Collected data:

===

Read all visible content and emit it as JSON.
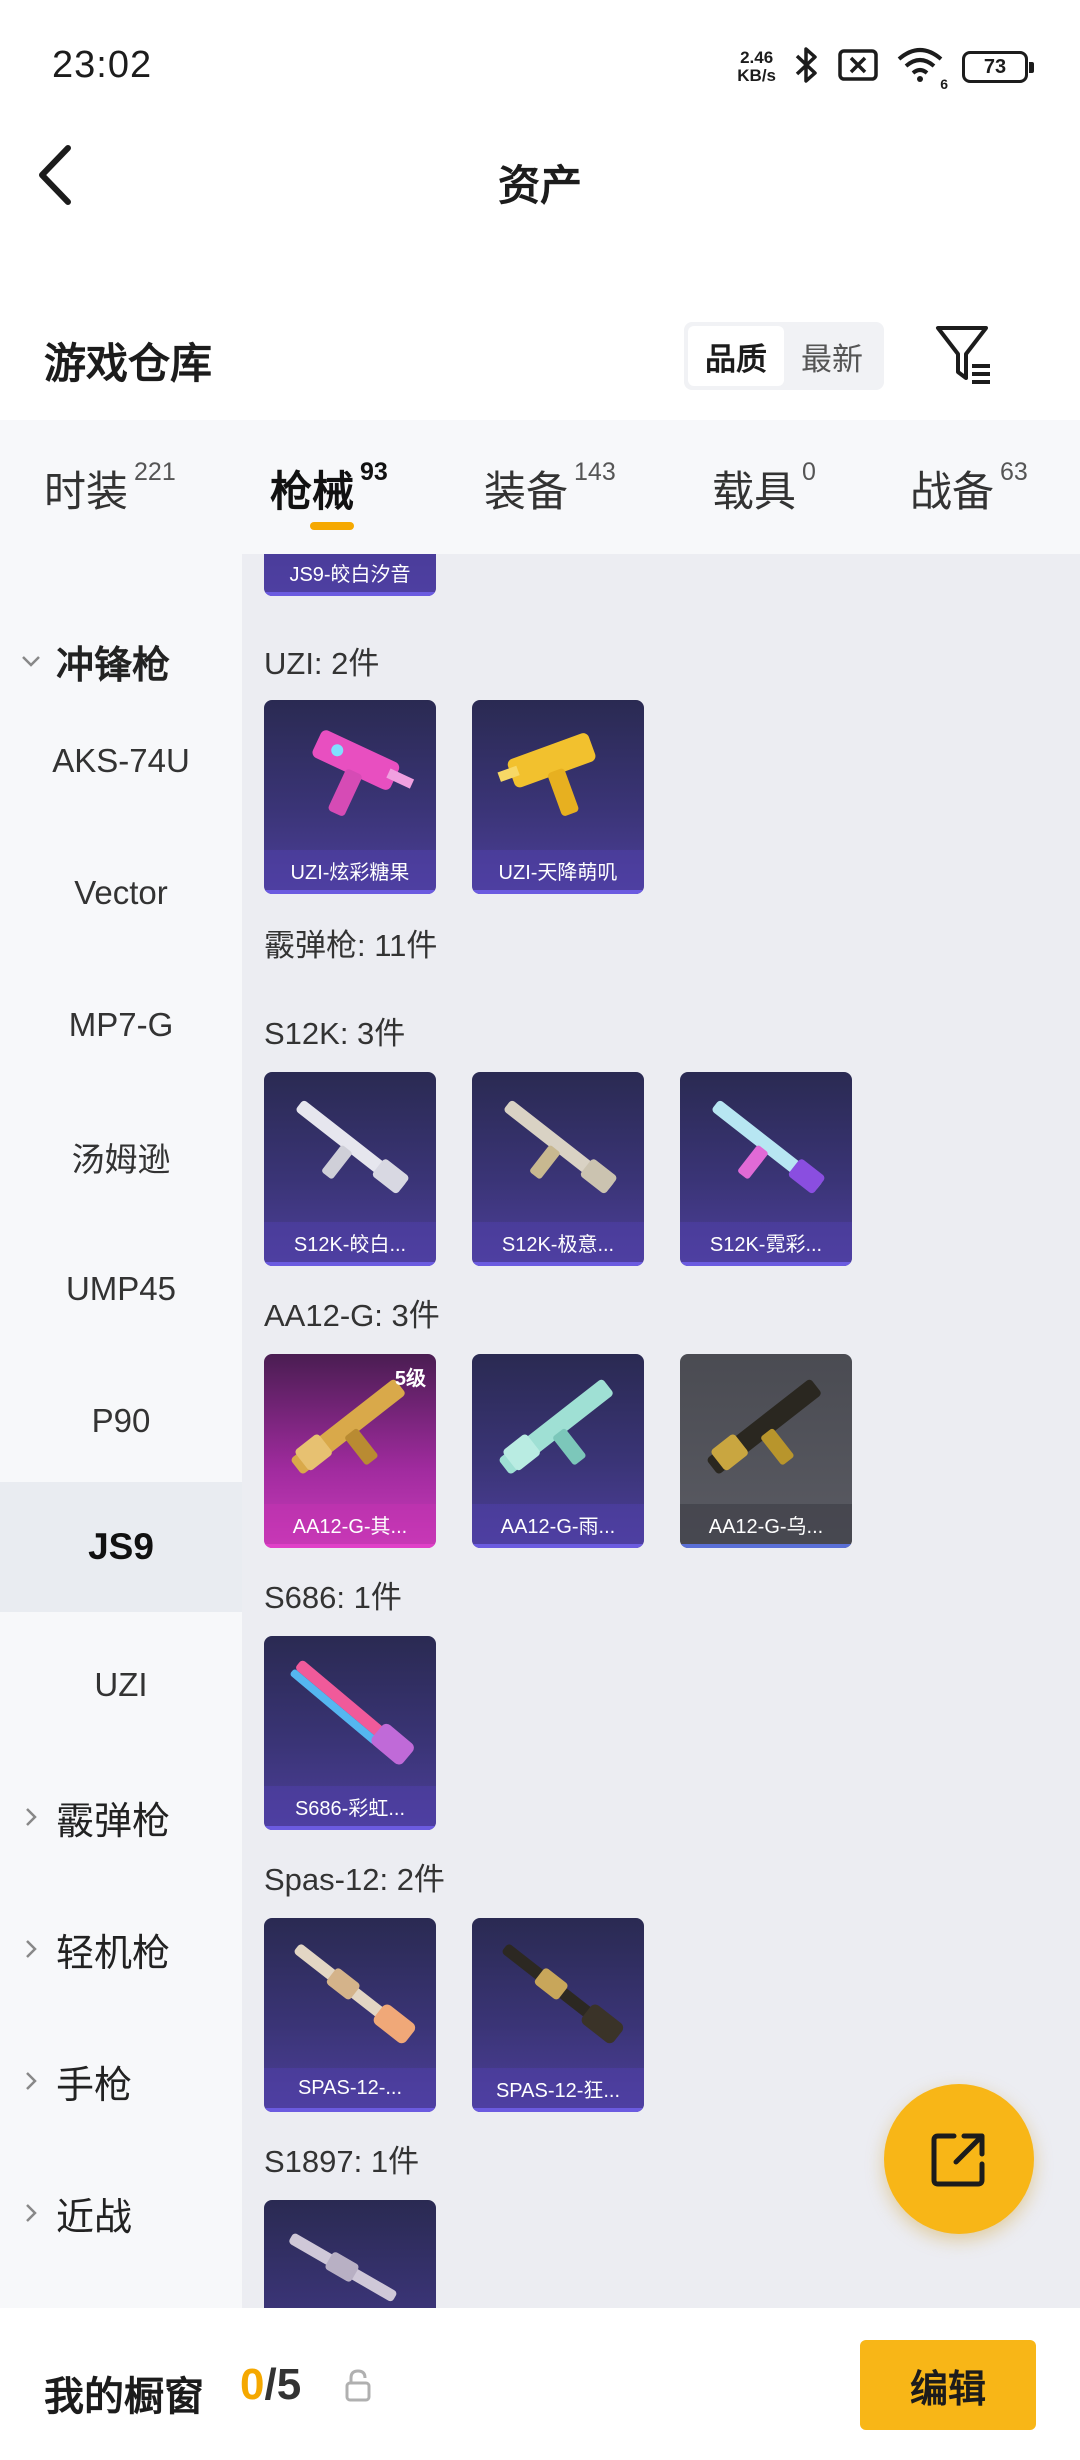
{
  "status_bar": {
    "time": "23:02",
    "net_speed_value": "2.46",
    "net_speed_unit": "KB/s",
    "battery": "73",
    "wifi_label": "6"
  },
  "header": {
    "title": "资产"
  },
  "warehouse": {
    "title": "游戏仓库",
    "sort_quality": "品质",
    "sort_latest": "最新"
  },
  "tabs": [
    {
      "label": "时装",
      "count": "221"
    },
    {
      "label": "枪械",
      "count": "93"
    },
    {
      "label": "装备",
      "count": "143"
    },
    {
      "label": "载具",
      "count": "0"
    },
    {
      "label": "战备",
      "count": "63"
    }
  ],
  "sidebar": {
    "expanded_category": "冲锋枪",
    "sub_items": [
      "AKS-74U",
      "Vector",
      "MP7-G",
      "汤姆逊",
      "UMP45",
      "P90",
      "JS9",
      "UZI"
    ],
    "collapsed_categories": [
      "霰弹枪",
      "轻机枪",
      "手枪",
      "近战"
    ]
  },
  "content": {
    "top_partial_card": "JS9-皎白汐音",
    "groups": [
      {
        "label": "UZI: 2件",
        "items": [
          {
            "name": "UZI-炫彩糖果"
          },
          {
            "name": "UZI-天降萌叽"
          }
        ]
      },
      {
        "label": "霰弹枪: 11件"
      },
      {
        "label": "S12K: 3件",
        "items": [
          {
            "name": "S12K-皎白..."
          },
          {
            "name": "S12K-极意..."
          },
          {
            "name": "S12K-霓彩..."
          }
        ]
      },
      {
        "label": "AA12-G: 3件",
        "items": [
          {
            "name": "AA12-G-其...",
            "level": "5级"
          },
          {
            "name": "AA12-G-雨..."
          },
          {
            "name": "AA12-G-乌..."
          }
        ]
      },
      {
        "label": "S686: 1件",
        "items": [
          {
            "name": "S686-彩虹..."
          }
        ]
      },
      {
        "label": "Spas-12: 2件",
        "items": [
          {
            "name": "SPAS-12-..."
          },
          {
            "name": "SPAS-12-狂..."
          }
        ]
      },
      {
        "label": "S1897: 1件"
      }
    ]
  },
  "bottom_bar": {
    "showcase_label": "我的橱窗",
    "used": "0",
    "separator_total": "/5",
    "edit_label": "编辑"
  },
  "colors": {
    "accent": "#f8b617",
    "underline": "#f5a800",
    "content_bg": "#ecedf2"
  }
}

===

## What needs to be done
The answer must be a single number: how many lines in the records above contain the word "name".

## Exercise answer
11